8. The other aspect that is of material importance is that the entire basis for placing the petitioner in the “Holiday List” is founded upon the allegations qua the performance or non-performance with regard to the contracts which were awarded to the petitioner. Therefore, it is not proper or correct on the part of IOCL even to suggest that placement in the “Holiday List” is entirely a non-contractual matter unrelated with the contracts awarded to the petitioner.

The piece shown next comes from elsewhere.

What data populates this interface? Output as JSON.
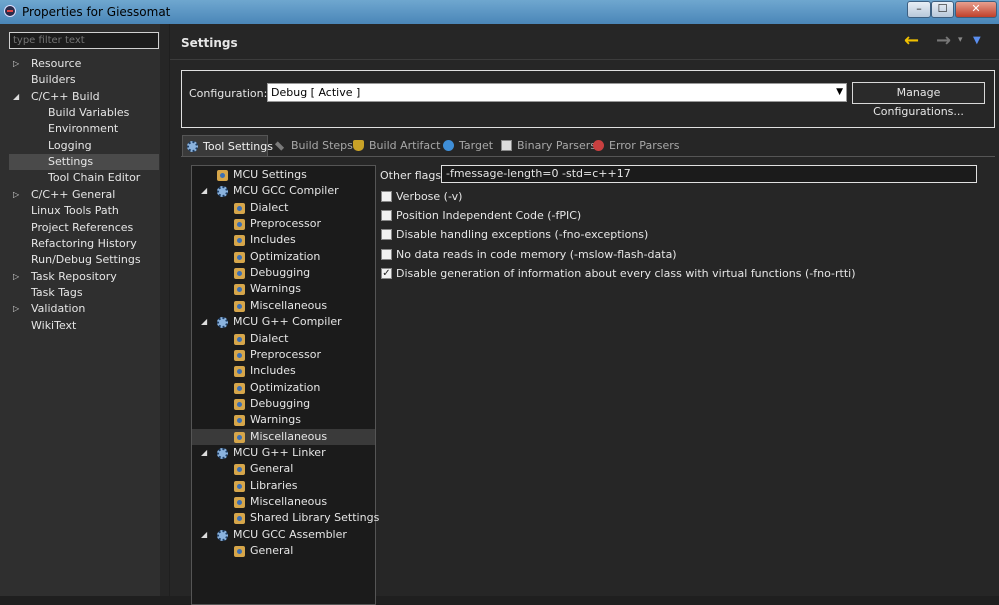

I fail to see how the very allegations, on the basis of which the petitioner has been placed on the “Holiday List”, will not figure in the deliberations before the arbitrator, who would be considering the disputes between the parties in their entirety as directed by a learned Single Judge of this Court in his order dated 17.03.2003. Furthermore, the Committee that was constituted comprised entirely of officers of IOCL. In these circumstances, it would have been proper and appropriate for IOCL to have held its hands and waited for an adjudication by the arbitrator on the entire question of commission of breaches, etc., including the termination of the contracts. The determination by the arbitrator would have settled all these issues. As pointed out above, if the arbitrator held against the petitioner, and found it to be in default, then IOCL would be entitled to place the petitioner in the “Holiday List”. In such an eventuality, IOCL could not be faulted. I am in agreement with the contention of the learned counsel for the petitioner that the subject matter of arbitration and the question of placement in the Holiday List are intertwined and cannot be put into separate compartments. The records of the case itself reveal that the placement of the petitioner in the holiday List is not on account of reasons outside the contractual obligations of the parties.

9. Thus, I find that although, theoretically, it may be argued that a personal hearing was not necessary and that the non-grant of a personal hearing is not fatal, the manner in which the order of placing the petitioner on the “Holiday List” was passed, clearly displays that it was not based on reasons and upon proper application of mind unfettered by any kind of bias. When the entire matter was pending before the arbitrator, there was no need and, indeed, the respondent (IOCL) ought not to have proceeded with the issue of placing the petitioner on the “Holiday List” with the undue haste that it displayed and without giving the petitioner the personal hearing which it sought. (sic)ator. It is for the respondents to choose which path they would like to follow.

With these observations, the writ petition is allowed. There shall be no orders as to costs.